AVAILABLE RECORDS —
Start of Block

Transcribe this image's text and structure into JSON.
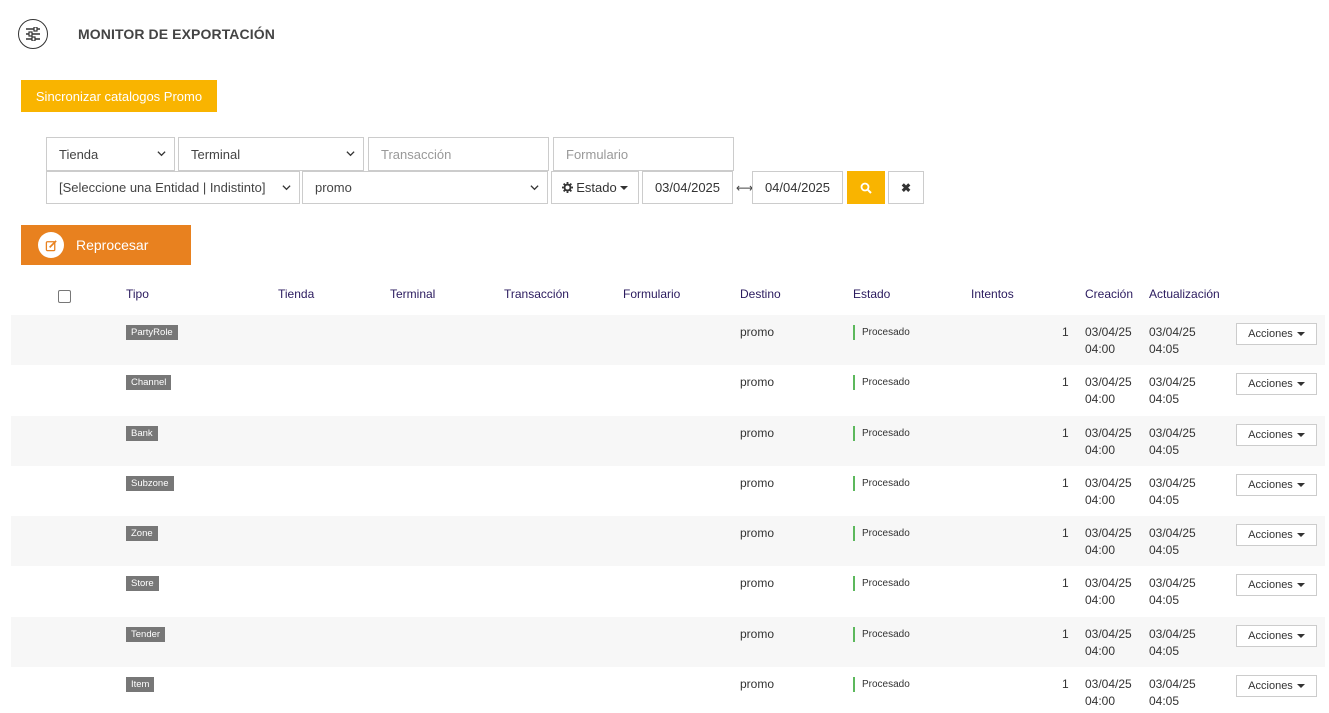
{
  "header": {
    "title": "MONITOR DE EXPORTACIÓN"
  },
  "toolbar": {
    "sync_label": "Sincronizar catalogos Promo",
    "reprocess_label": "Reprocesar"
  },
  "filters": {
    "tienda": "Tienda",
    "terminal": "Terminal",
    "transaccion_placeholder": "Transacción",
    "formulario_placeholder": "Formulario",
    "entidad": "[Seleccione una Entidad | Indistinto]",
    "destino": "promo",
    "estado_label": "Estado",
    "date_from": "03/04/2025",
    "date_to": "04/04/2025"
  },
  "table": {
    "headers": {
      "tipo": "Tipo",
      "tienda": "Tienda",
      "terminal": "Terminal",
      "transaccion": "Transacción",
      "formulario": "Formulario",
      "destino": "Destino",
      "estado": "Estado",
      "intentos": "Intentos",
      "creacion": "Creación",
      "actualizacion": "Actualización"
    },
    "actions_label": "Acciones",
    "rows": [
      {
        "tipo": "PartyRole",
        "destino": "promo",
        "estado": "Procesado",
        "intentos": "1",
        "creacion_date": "03/04/25",
        "creacion_time": "04:00",
        "actualizacion_date": "03/04/25",
        "actualizacion_time": "04:05"
      },
      {
        "tipo": "Channel",
        "destino": "promo",
        "estado": "Procesado",
        "intentos": "1",
        "creacion_date": "03/04/25",
        "creacion_time": "04:00",
        "actualizacion_date": "03/04/25",
        "actualizacion_time": "04:05"
      },
      {
        "tipo": "Bank",
        "destino": "promo",
        "estado": "Procesado",
        "intentos": "1",
        "creacion_date": "03/04/25",
        "creacion_time": "04:00",
        "actualizacion_date": "03/04/25",
        "actualizacion_time": "04:05"
      },
      {
        "tipo": "Subzone",
        "destino": "promo",
        "estado": "Procesado",
        "intentos": "1",
        "creacion_date": "03/04/25",
        "creacion_time": "04:00",
        "actualizacion_date": "03/04/25",
        "actualizacion_time": "04:05"
      },
      {
        "tipo": "Zone",
        "destino": "promo",
        "estado": "Procesado",
        "intentos": "1",
        "creacion_date": "03/04/25",
        "creacion_time": "04:00",
        "actualizacion_date": "03/04/25",
        "actualizacion_time": "04:05"
      },
      {
        "tipo": "Store",
        "destino": "promo",
        "estado": "Procesado",
        "intentos": "1",
        "creacion_date": "03/04/25",
        "creacion_time": "04:00",
        "actualizacion_date": "03/04/25",
        "actualizacion_time": "04:05"
      },
      {
        "tipo": "Tender",
        "destino": "promo",
        "estado": "Procesado",
        "intentos": "1",
        "creacion_date": "03/04/25",
        "creacion_time": "04:00",
        "actualizacion_date": "03/04/25",
        "actualizacion_time": "04:05"
      },
      {
        "tipo": "Item",
        "destino": "promo",
        "estado": "Procesado",
        "intentos": "1",
        "creacion_date": "03/04/25",
        "creacion_time": "04:00",
        "actualizacion_date": "03/04/25",
        "actualizacion_time": "04:05"
      }
    ]
  },
  "colors": {
    "accent_yellow": "#f9b400",
    "accent_orange": "#e8811f",
    "status_green": "#5cb85c",
    "badge_gray": "#777777"
  }
}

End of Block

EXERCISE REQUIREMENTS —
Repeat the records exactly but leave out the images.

YOUR RESPONSE —
Transcribe this image's text and structure into JSON.
{
  "header": {
    "title": "MONITOR DE EXPORTACIÓN"
  },
  "toolbar": {
    "sync_label": "Sincronizar catalogos Promo",
    "reprocess_label": "Reprocesar"
  },
  "filters": {
    "tienda": "Tienda",
    "terminal": "Terminal",
    "transaccion_placeholder": "Transacción",
    "formulario_placeholder": "Formulario",
    "entidad": "[Seleccione una Entidad | Indistinto]",
    "destino": "promo",
    "estado_label": "Estado",
    "date_from": "03/04/2025",
    "date_to": "04/04/2025"
  },
  "table": {
    "headers": {
      "tipo": "Tipo",
      "tienda": "Tienda",
      "terminal": "Terminal",
      "transaccion": "Transacción",
      "formulario": "Formulario",
      "destino": "Destino",
      "estado": "Estado",
      "intentos": "Intentos",
      "creacion": "Creación",
      "actualizacion": "Actualización"
    },
    "actions_label": "Acciones",
    "rows": [
      {
        "tipo": "PartyRole",
        "destino": "promo",
        "estado": "Procesado",
        "intentos": "1",
        "creacion_date": "03/04/25",
        "creacion_time": "04:00",
        "actualizacion_date": "03/04/25",
        "actualizacion_time": "04:05"
      },
      {
        "tipo": "Channel",
        "destino": "promo",
        "estado": "Procesado",
        "intentos": "1",
        "creacion_date": "03/04/25",
        "creacion_time": "04:00",
        "actualizacion_date": "03/04/25",
        "actualizacion_time": "04:05"
      },
      {
        "tipo": "Bank",
        "destino": "promo",
        "estado": "Procesado",
        "intentos": "1",
        "creacion_date": "03/04/25",
        "creacion_time": "04:00",
        "actualizacion_date": "03/04/25",
        "actualizacion_time": "04:05"
      },
      {
        "tipo": "Subzone",
        "destino": "promo",
        "estado": "Procesado",
        "intentos": "1",
        "creacion_date": "03/04/25",
        "creacion_time": "04:00",
        "actualizacion_date": "03/04/25",
        "actualizacion_time": "04:05"
      },
      {
        "tipo": "Zone",
        "destino": "promo",
        "estado": "Procesado",
        "intentos": "1",
        "creacion_date": "03/04/25",
        "creacion_time": "04:00",
        "actualizacion_date": "03/04/25",
        "actualizacion_time": "04:05"
      },
      {
        "tipo": "Store",
        "destino": "promo",
        "estado": "Procesado",
        "intentos": "1",
        "creacion_date": "03/04/25",
        "creacion_time": "04:00",
        "actualizacion_date": "03/04/25",
        "actualizacion_time": "04:05"
      },
      {
        "tipo": "Tender",
        "destino": "promo",
        "estado": "Procesado",
        "intentos": "1",
        "creacion_date": "03/04/25",
        "creacion_time": "04:00",
        "actualizacion_date": "03/04/25",
        "actualizacion_time": "04:05"
      },
      {
        "tipo": "Item",
        "destino": "promo",
        "estado": "Procesado",
        "intentos": "1",
        "creacion_date": "03/04/25",
        "creacion_time": "04:00",
        "actualizacion_date": "03/04/25",
        "actualizacion_time": "04:05"
      }
    ]
  },
  "colors": {
    "accent_yellow": "#f9b400",
    "accent_orange": "#e8811f",
    "status_green": "#5cb85c",
    "badge_gray": "#777777"
  }
}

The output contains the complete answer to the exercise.